WHAT THE TASK REQUIRES:
Within the records, which lines hold the string "color"? Report each one by copying it.
======== THE RECORDS
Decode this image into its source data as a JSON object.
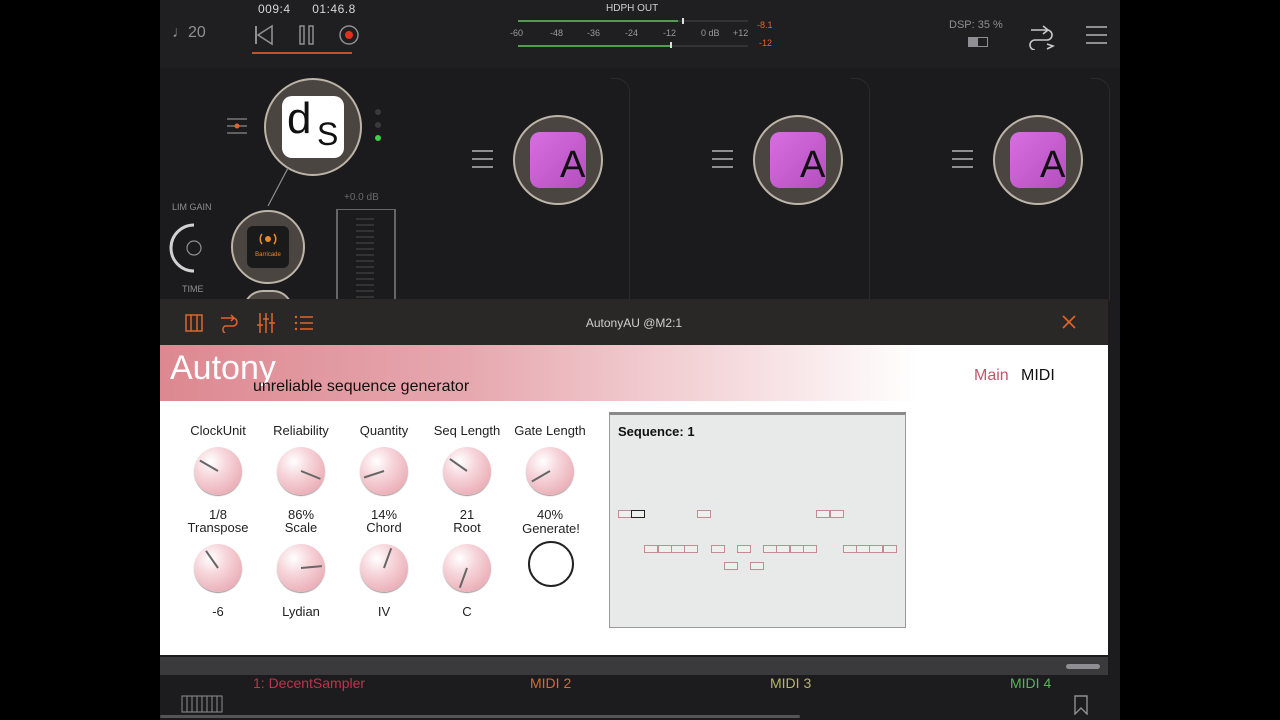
{
  "transport": {
    "tempo": "♩20",
    "position": "009:4",
    "time": "01:46.8"
  },
  "meter": {
    "title": "HDPH OUT",
    "scale": [
      "-60",
      "-48",
      "-36",
      "-24",
      "-12",
      "0 dB",
      "+12"
    ],
    "peak_left": "-8.1",
    "peak_right": "-12",
    "left_level": 0.62,
    "right_level": 0.58
  },
  "dsp": {
    "label": "DSP: 35 %"
  },
  "rack": {
    "limiter_gain_label": "LIM GAIN",
    "time_label": "TIME",
    "fader_value": "+0.0 dB",
    "main_plugin_letters": [
      "d",
      "S"
    ],
    "barricade_label": "Barricade",
    "column_plugin_letter": "A"
  },
  "plugin_window": {
    "title": "AutonyAU @M2:1",
    "brand": "Autony",
    "tagline": "unreliable sequence generator",
    "tabs": [
      {
        "label": "Main",
        "color": "#c2566a"
      },
      {
        "label": "MIDI",
        "color": "#111111"
      }
    ],
    "knobs_row1": [
      {
        "label": "ClockUnit",
        "value": "1/8",
        "angle": -60
      },
      {
        "label": "Reliability",
        "value": "86%",
        "angle": 112
      },
      {
        "label": "Quantity",
        "value": "14%",
        "angle": -108
      },
      {
        "label": "Seq Length",
        "value": "21",
        "angle": -55
      },
      {
        "label": "Gate Length",
        "value": "40%",
        "angle": -120
      }
    ],
    "knobs_row2": [
      {
        "label": "Transpose",
        "value": "-6",
        "angle": -35
      },
      {
        "label": "Scale",
        "value": "Lydian",
        "angle": 85
      },
      {
        "label": "Chord",
        "value": "IV",
        "angle": 20
      },
      {
        "label": "Root",
        "value": "C",
        "angle": -160
      }
    ],
    "generate_label": "Generate!",
    "sequence_title": "Sequence: 1"
  },
  "tracks": [
    {
      "label": "1: DecentSampler",
      "color": "#c0344a"
    },
    {
      "label": "MIDI 2",
      "color": "#d7683a"
    },
    {
      "label": "MIDI 3",
      "color": "#b8b46a"
    },
    {
      "label": "MIDI 4",
      "color": "#5ab25a"
    }
  ]
}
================
RESULT OF THE EXERCISE:
        "color": "#c2566a"
        "color": "#111111"
      "color": "#c0344a"
      "color": "#d7683a"
      "color": "#b8b46a"
      "color": "#5ab25a"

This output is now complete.